▶ **Assigned task**
Retype the whole listing exactly.

Segment Start: Provided information

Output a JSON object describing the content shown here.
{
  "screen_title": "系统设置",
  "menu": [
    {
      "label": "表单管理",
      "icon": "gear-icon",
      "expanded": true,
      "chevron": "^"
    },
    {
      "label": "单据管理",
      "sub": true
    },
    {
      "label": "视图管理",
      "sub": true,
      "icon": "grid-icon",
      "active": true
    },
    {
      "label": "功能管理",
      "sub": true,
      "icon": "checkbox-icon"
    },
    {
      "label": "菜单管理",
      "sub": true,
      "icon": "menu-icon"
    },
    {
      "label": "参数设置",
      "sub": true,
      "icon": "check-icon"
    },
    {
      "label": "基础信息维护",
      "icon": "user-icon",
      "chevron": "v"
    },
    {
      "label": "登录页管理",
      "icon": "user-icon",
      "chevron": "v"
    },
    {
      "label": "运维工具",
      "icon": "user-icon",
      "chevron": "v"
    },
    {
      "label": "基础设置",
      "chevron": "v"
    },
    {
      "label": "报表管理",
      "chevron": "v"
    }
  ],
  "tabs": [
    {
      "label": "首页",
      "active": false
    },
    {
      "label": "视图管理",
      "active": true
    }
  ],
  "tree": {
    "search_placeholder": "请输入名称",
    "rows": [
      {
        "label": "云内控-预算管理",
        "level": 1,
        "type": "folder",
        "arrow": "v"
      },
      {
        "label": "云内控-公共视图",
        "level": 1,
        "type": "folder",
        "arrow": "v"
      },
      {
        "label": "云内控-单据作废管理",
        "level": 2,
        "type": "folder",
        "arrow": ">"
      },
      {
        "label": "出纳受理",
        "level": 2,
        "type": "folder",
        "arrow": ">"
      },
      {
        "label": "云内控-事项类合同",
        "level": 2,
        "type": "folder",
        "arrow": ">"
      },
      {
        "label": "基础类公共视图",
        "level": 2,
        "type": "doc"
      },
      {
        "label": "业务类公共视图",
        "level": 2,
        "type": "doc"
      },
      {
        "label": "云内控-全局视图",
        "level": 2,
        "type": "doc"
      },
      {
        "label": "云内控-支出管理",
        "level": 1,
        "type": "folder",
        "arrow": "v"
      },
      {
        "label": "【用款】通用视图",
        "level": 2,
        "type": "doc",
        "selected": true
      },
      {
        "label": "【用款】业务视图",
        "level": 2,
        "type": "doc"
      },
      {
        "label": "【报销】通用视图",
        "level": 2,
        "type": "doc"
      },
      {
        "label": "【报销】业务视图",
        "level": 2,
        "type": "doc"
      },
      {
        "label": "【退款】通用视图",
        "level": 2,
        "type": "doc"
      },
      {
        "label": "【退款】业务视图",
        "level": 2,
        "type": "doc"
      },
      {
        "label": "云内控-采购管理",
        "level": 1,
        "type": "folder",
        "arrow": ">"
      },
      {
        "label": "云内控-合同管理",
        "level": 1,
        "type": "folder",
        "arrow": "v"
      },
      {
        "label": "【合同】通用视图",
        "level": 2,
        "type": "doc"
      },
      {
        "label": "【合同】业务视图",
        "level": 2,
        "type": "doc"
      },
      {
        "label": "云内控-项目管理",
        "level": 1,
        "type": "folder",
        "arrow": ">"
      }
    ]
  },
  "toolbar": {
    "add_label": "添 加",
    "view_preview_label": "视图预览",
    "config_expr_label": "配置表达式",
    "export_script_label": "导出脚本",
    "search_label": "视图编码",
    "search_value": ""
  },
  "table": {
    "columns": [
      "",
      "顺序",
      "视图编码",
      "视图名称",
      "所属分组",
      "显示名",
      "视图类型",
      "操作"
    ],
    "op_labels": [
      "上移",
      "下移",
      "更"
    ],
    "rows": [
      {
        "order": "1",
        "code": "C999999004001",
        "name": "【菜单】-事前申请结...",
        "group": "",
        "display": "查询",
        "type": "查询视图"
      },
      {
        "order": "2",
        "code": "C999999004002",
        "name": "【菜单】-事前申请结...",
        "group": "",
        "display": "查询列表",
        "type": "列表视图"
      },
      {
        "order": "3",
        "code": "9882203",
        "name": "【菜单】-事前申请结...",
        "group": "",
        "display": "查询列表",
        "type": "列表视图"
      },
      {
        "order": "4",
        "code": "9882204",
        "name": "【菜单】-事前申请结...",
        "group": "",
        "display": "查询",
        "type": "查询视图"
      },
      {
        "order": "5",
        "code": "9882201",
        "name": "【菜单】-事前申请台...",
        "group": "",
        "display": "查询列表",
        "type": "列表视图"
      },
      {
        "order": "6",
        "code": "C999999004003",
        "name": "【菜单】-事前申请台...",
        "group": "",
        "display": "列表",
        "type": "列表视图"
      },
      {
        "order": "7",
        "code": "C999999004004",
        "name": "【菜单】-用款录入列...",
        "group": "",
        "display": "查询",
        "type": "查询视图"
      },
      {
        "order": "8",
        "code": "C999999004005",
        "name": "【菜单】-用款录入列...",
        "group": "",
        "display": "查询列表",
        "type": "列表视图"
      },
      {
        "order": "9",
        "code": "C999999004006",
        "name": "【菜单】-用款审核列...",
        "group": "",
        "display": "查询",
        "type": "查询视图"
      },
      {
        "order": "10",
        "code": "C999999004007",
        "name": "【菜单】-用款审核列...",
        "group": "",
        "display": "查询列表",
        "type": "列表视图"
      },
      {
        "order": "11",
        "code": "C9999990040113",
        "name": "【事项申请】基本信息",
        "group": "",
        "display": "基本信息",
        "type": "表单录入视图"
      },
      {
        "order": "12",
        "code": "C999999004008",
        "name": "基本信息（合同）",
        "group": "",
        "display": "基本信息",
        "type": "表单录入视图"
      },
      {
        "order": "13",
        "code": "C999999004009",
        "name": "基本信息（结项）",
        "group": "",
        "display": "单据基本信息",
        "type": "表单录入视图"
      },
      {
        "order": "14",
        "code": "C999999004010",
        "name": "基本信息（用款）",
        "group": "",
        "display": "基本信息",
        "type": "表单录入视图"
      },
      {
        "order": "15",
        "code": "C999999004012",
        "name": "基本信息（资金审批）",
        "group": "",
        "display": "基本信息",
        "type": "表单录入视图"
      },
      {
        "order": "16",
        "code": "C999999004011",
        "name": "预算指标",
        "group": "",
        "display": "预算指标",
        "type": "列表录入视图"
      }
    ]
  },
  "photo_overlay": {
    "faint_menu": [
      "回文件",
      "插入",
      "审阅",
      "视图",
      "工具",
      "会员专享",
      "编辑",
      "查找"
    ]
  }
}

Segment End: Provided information

▶ **Written response**
Output a JSON object describing the content shown here.
{
  "screen_title": "系统设置",
  "menu": [
    {
      "label": "表单管理",
      "icon": "gear-icon",
      "expanded": true,
      "chevron": "^"
    },
    {
      "label": "单据管理",
      "sub": true
    },
    {
      "label": "视图管理",
      "sub": true,
      "icon": "grid-icon",
      "active": true
    },
    {
      "label": "功能管理",
      "sub": true,
      "icon": "checkbox-icon"
    },
    {
      "label": "菜单管理",
      "sub": true,
      "icon": "menu-icon"
    },
    {
      "label": "参数设置",
      "sub": true,
      "icon": "check-icon"
    },
    {
      "label": "基础信息维护",
      "icon": "user-icon",
      "chevron": "v"
    },
    {
      "label": "登录页管理",
      "icon": "user-icon",
      "chevron": "v"
    },
    {
      "label": "运维工具",
      "icon": "user-icon",
      "chevron": "v"
    },
    {
      "label": "基础设置",
      "chevron": "v"
    },
    {
      "label": "报表管理",
      "chevron": "v"
    }
  ],
  "tabs": [
    {
      "label": "首页",
      "active": false
    },
    {
      "label": "视图管理",
      "active": true
    }
  ],
  "tree": {
    "search_placeholder": "请输入名称",
    "rows": [
      {
        "label": "云内控-预算管理",
        "level": 1,
        "type": "folder",
        "arrow": "v"
      },
      {
        "label": "云内控-公共视图",
        "level": 1,
        "type": "folder",
        "arrow": "v"
      },
      {
        "label": "云内控-单据作废管理",
        "level": 2,
        "type": "folder",
        "arrow": ">"
      },
      {
        "label": "出纳受理",
        "level": 2,
        "type": "folder",
        "arrow": ">"
      },
      {
        "label": "云内控-事项类合同",
        "level": 2,
        "type": "folder",
        "arrow": ">"
      },
      {
        "label": "基础类公共视图",
        "level": 2,
        "type": "doc"
      },
      {
        "label": "业务类公共视图",
        "level": 2,
        "type": "doc"
      },
      {
        "label": "云内控-全局视图",
        "level": 2,
        "type": "doc"
      },
      {
        "label": "云内控-支出管理",
        "level": 1,
        "type": "folder",
        "arrow": "v"
      },
      {
        "label": "【用款】通用视图",
        "level": 2,
        "type": "doc",
        "selected": true
      },
      {
        "label": "【用款】业务视图",
        "level": 2,
        "type": "doc"
      },
      {
        "label": "【报销】通用视图",
        "level": 2,
        "type": "doc"
      },
      {
        "label": "【报销】业务视图",
        "level": 2,
        "type": "doc"
      },
      {
        "label": "【退款】通用视图",
        "level": 2,
        "type": "doc"
      },
      {
        "label": "【退款】业务视图",
        "level": 2,
        "type": "doc"
      },
      {
        "label": "云内控-采购管理",
        "level": 1,
        "type": "folder",
        "arrow": ">"
      },
      {
        "label": "云内控-合同管理",
        "level": 1,
        "type": "folder",
        "arrow": "v"
      },
      {
        "label": "【合同】通用视图",
        "level": 2,
        "type": "doc"
      },
      {
        "label": "【合同】业务视图",
        "level": 2,
        "type": "doc"
      },
      {
        "label": "云内控-项目管理",
        "level": 1,
        "type": "folder",
        "arrow": ">"
      }
    ]
  },
  "toolbar": {
    "add_label": "添 加",
    "view_preview_label": "视图预览",
    "config_expr_label": "配置表达式",
    "export_script_label": "导出脚本",
    "search_label": "视图编码",
    "search_value": ""
  },
  "table": {
    "columns": [
      "",
      "顺序",
      "视图编码",
      "视图名称",
      "所属分组",
      "显示名",
      "视图类型",
      "操作"
    ],
    "op_labels": [
      "上移",
      "下移",
      "更"
    ],
    "rows": [
      {
        "order": "1",
        "code": "C999999004001",
        "name": "【菜单】-事前申请结...",
        "group": "",
        "display": "查询",
        "type": "查询视图"
      },
      {
        "order": "2",
        "code": "C999999004002",
        "name": "【菜单】-事前申请结...",
        "group": "",
        "display": "查询列表",
        "type": "列表视图"
      },
      {
        "order": "3",
        "code": "9882203",
        "name": "【菜单】-事前申请结...",
        "group": "",
        "display": "查询列表",
        "type": "列表视图"
      },
      {
        "order": "4",
        "code": "9882204",
        "name": "【菜单】-事前申请结...",
        "group": "",
        "display": "查询",
        "type": "查询视图"
      },
      {
        "order": "5",
        "code": "9882201",
        "name": "【菜单】-事前申请台...",
        "group": "",
        "display": "查询列表",
        "type": "列表视图"
      },
      {
        "order": "6",
        "code": "C999999004003",
        "name": "【菜单】-事前申请台...",
        "group": "",
        "display": "列表",
        "type": "列表视图"
      },
      {
        "order": "7",
        "code": "C999999004004",
        "name": "【菜单】-用款录入列...",
        "group": "",
        "display": "查询",
        "type": "查询视图"
      },
      {
        "order": "8",
        "code": "C999999004005",
        "name": "【菜单】-用款录入列...",
        "group": "",
        "display": "查询列表",
        "type": "列表视图"
      },
      {
        "order": "9",
        "code": "C999999004006",
        "name": "【菜单】-用款审核列...",
        "group": "",
        "display": "查询",
        "type": "查询视图"
      },
      {
        "order": "10",
        "code": "C999999004007",
        "name": "【菜单】-用款审核列...",
        "group": "",
        "display": "查询列表",
        "type": "列表视图"
      },
      {
        "order": "11",
        "code": "C9999990040113",
        "name": "【事项申请】基本信息",
        "group": "",
        "display": "基本信息",
        "type": "表单录入视图"
      },
      {
        "order": "12",
        "code": "C999999004008",
        "name": "基本信息（合同）",
        "group": "",
        "display": "基本信息",
        "type": "表单录入视图"
      },
      {
        "order": "13",
        "code": "C999999004009",
        "name": "基本信息（结项）",
        "group": "",
        "display": "单据基本信息",
        "type": "表单录入视图"
      },
      {
        "order": "14",
        "code": "C999999004010",
        "name": "基本信息（用款）",
        "group": "",
        "display": "基本信息",
        "type": "表单录入视图"
      },
      {
        "order": "15",
        "code": "C999999004012",
        "name": "基本信息（资金审批）",
        "group": "",
        "display": "基本信息",
        "type": "表单录入视图"
      },
      {
        "order": "16",
        "code": "C999999004011",
        "name": "预算指标",
        "group": "",
        "display": "预算指标",
        "type": "列表录入视图"
      }
    ]
  },
  "photo_overlay": {
    "faint_menu": [
      "回文件",
      "插入",
      "审阅",
      "视图",
      "工具",
      "会员专享",
      "编辑",
      "查找"
    ]
  }
}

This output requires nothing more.